15 And Joshua made peace with them, and made a league with them, to let them live: and the princes of the congregation sware unto them.
16 And it came to pass at the end of three days after they had made a league with them, that they heard that they were their neighbours, and that they dwelt among them.
17 And the children of Israel journeyed, and came unto their cities on the third day. Now their cities were Gibeon, and Chephirah, and Beeroth, and Kirjathjearim.
18 And the children of Israel smote them not, because the princes of the congregation had sworn unto them by the LORD God of Israel. And all the congregation murmured against the princes.
19 But all the princes said unto all the congregation, We have sworn unto them by the LORD God of Israel: now therefore we may not touch them.
20 This we will do to them; we will even let them live, lest wrath be upon us, because of the oath which we sware unto them.
21 And the princes said unto them, Let them live; but let them be hewers of wood and drawers of water unto all the congregation; as the princes had promised them.
22 And Joshua called for them, and he spake unto them, saying, Wherefore have ye beguiled us, saying, We are very far from you; when ye dwell among us?
23 Now therefore ye are cursed, and there shall none of you be freed from being bondmen, and hewers of wood and drawers of water for the house of my God.
24 And they answered Joshua, and said, Because it was certainly told thy servants, how that the LORD thy God commanded his servant Moses to give you all the land, and to destroy all the inhabitants of the land from before you, therefore we were sore afraid of our lives because of you, and have done this thing.
25 And now, behold, we are in thine hand: as it seemeth good and right unto thee to do unto us, do.
26 And so did he unto them, and delivered them out of the hand of the children of Israel, that they slew them not.
27 And Joshua made them that day hewers of wood and drawers of water for the congregation, and for the altar of the LORD, even unto this day, in the place which he should choose.

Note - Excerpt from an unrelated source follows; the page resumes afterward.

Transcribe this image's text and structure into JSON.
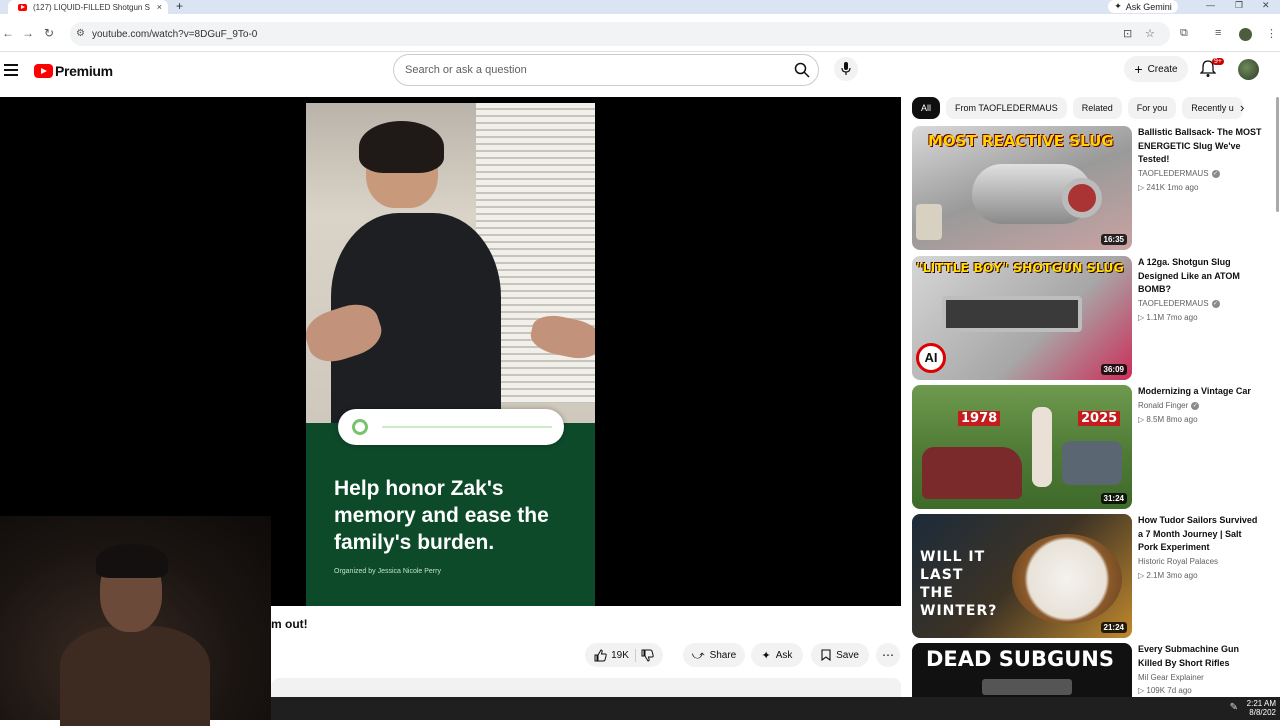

So that is how the Gibeonites deceived the Israelites into signing a treaty, a covenant, a contract, which would spare them from genocide or forced emigration. King Saul had later violated the contract by trying to exterminate them after all. Then, in the next administration, as it were, the nation experiences famine because of the sin of the previous “president.” Obviously, Saul was not totally successful because David finds some of their remnant still in Israel and he summons them to the White House, as it were.
2 Samuel 21: 3 Wherefore David said unto the Gibeonites, What shall I do for you? and wherewith shall I make the atonement, that ye may bless the inheritance of the LORD?
How is that for a humble attitude on the part of national ruler? Would that such a man were elected president of the United States! Is there a lesson here for America today? I think it is obvious.
(to be continued)